_ACTIVITY_
Every entry needs to be written out again exactly, with its pictures removed.

_RECORD SET_
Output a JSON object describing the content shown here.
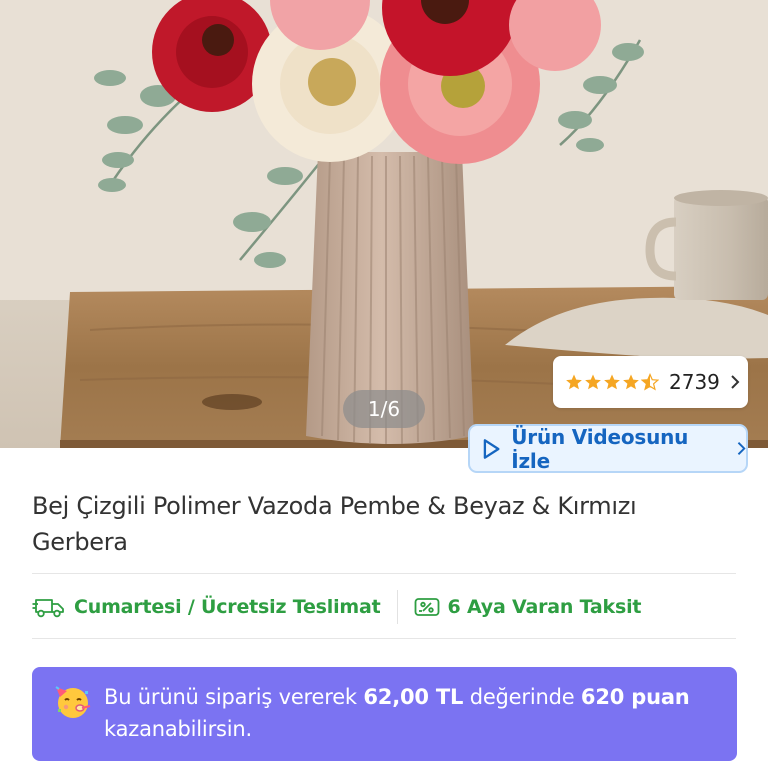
{
  "gallery": {
    "counter": "1/6",
    "rating": {
      "stars": 4.5,
      "count": "2739"
    },
    "video_button_label": "Ürün Videosunu İzle"
  },
  "product": {
    "title": "Bej Çizgili Polimer Vazoda Pembe & Beyaz & Kırmızı Gerbera"
  },
  "info": {
    "delivery": {
      "icon": "free-delivery-truck-icon",
      "label": "Cumartesi / Ücretsiz Teslimat"
    },
    "installment": {
      "icon": "installment-card-icon",
      "label": "6 Aya Varan Taksit"
    }
  },
  "points_banner": {
    "icon": "party-face-icon",
    "prefix": "Bu ürünü sipariş vererek ",
    "amount": "62,00 TL",
    "middle": " değerinde ",
    "points": "620 puan",
    "suffix": "kazanabilirsin."
  },
  "colors": {
    "accent_green": "#2e9e42",
    "banner_purple": "#7b73f2",
    "video_blue": "#1565c0",
    "star_orange": "#f5a623"
  }
}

_REPLY_
Output a JSON object describing the content shown here.
{
  "gallery": {
    "counter": "1/6",
    "rating": {
      "stars": 4.5,
      "count": "2739"
    },
    "video_button_label": "Ürün Videosunu İzle"
  },
  "product": {
    "title": "Bej Çizgili Polimer Vazoda Pembe & Beyaz & Kırmızı Gerbera"
  },
  "info": {
    "delivery": {
      "icon": "free-delivery-truck-icon",
      "label": "Cumartesi / Ücretsiz Teslimat"
    },
    "installment": {
      "icon": "installment-card-icon",
      "label": "6 Aya Varan Taksit"
    }
  },
  "points_banner": {
    "icon": "party-face-icon",
    "prefix": "Bu ürünü sipariş vererek ",
    "amount": "62,00 TL",
    "middle": " değerinde ",
    "points": "620 puan",
    "suffix": "kazanabilirsin."
  },
  "colors": {
    "accent_green": "#2e9e42",
    "banner_purple": "#7b73f2",
    "video_blue": "#1565c0",
    "star_orange": "#f5a623"
  }
}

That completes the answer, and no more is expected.